5/11/12 – Black Calavera presents The Mexican Day of the Dead Celebration and the Economy of the Skull in Popular Culture.
53,876 views, 111 followers and 102 comments later and I finally completed my thesis!. At the beginning of the year, I decided to start a research blog just to document all my notes and visual observations for the written thesis as well as my honours project, I never thought that Black Calavera would grow this much in the space of eight months! Each day I have been collecting images of the skull in fashion, advertising, photography, contemporary and graphic design; these images were meticulously posted to the blog on a day to day basis. now i’m completely obsessed, I now have a skull collection that is continually growing each week!
Well…what have I discovered from the research project? The skull is popular than ever before, from window displays to billboards, the skull has become completely unavoidable. So does the skull even have any symbolic meaning anymore? In a way the skull has been reproduced to the extent where the image is removed from it’s association with death or mortality. Perhaps this reflects our fascination with death in the Western Culture or perhaps we feel the need the reproduce the skull in order to withdraw one’s self from the very idea of death.The skull appears to a commodity a commercial item that is readily accessible to a mass audience.
So what about the Mexican Day of the Dead Skulls? Well they have increased in popularity in Melbourne, Australia. In local bars, restaurants, shops around the city, I have recognised papier mache, wooden and ceramic skulls from Mexico. On the Day of the Dead, workshops such as the sugar skull work shop at the immigration museum demonstrates that both adults and children were interested in Mexico’s unique celebration with the dead.

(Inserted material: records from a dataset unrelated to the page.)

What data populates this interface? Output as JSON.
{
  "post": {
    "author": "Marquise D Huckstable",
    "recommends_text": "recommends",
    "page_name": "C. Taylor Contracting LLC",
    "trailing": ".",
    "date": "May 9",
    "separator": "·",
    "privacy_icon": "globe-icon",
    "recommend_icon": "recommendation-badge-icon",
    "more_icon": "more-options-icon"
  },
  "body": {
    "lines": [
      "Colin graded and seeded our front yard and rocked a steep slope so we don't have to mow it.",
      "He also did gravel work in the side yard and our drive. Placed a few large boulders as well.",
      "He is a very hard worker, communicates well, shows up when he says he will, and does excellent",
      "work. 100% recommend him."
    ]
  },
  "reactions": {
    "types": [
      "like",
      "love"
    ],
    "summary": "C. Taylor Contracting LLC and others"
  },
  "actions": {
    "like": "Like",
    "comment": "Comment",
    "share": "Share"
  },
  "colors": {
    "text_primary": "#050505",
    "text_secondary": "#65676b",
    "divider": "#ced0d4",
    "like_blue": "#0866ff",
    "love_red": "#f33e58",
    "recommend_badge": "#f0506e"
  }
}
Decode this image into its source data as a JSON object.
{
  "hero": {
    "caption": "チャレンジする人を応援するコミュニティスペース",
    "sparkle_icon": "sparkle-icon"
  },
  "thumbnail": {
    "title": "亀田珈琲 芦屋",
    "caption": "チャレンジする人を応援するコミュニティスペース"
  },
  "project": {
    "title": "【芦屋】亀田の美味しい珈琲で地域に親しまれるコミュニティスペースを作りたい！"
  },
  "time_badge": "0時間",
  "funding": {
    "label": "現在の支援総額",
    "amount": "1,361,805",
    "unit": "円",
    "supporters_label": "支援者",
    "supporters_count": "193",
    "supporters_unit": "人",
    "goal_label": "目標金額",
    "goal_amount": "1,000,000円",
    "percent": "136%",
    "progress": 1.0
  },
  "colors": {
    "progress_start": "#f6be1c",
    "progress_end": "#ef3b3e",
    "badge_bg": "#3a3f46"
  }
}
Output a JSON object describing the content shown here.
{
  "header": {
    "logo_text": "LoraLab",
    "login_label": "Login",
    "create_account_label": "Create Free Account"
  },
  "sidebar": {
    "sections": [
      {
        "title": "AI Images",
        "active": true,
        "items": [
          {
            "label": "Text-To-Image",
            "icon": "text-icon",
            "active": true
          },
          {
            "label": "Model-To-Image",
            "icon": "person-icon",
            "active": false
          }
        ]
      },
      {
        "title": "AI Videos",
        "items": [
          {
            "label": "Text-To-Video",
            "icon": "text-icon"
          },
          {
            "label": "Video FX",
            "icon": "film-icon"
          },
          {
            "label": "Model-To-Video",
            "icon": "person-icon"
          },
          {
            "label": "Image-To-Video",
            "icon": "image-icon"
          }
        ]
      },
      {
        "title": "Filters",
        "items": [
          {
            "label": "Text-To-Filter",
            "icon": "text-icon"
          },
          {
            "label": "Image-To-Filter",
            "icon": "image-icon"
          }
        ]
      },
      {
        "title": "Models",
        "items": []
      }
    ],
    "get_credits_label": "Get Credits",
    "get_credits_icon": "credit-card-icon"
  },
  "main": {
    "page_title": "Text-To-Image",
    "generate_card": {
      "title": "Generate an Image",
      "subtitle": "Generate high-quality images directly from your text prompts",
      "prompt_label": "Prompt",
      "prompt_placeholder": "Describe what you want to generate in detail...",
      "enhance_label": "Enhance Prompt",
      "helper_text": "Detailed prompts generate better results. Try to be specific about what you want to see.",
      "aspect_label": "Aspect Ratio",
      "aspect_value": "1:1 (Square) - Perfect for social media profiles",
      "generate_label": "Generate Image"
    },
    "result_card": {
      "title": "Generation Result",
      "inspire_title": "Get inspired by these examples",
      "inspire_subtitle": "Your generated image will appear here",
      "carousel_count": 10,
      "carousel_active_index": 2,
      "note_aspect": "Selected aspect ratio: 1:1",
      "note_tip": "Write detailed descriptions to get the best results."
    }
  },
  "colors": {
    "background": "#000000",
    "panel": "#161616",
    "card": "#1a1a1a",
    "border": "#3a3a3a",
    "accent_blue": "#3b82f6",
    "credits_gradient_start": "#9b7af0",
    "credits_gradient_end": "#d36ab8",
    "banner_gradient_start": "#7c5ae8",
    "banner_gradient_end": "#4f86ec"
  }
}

That is a good question. Well I only have two weeks before the exhibition and the countdown begins! I do not not want to reveal too much information at this particular stage of the project although I will make sure to post some photographs once it’s all completed. I will continue to post research onto the blog of course! and I am hoping to establish a website later on down the track. I plan to use Black Calavera for future projects including future exhibitions and sugar skull making.
There’s so many different possibilities, I don’t know where to start next, heck I still have to learn Spanish and travel to Mexico for the next Mexican Day of the Dead celebration! I’m hoping to collaborate with Sean Breasley on a couple of projects, we’re planning to design our own skull printed t-shirts, which will be awesome, I wont have to keep wearing all these baggy men’s t-shirts. If you don’t know Sean already, check out his blog, it’s really really awesome! Art and design combined into one, what more could you ask for? http://seanbreasley.wordpress.com/
I wish to thank all those fantastic people out there who have supported the blog, I can’t believe that it’s grown so quickly. I would also like to thank those who have contributed their own thoughts ideas and thoughts, I couldn’t have done all this work without all of your support! Stay tuned for further updates, there is so much more to come!
Dowling, Faye. The Book of Skulls. Laurence King Publishing Ltd, 2011.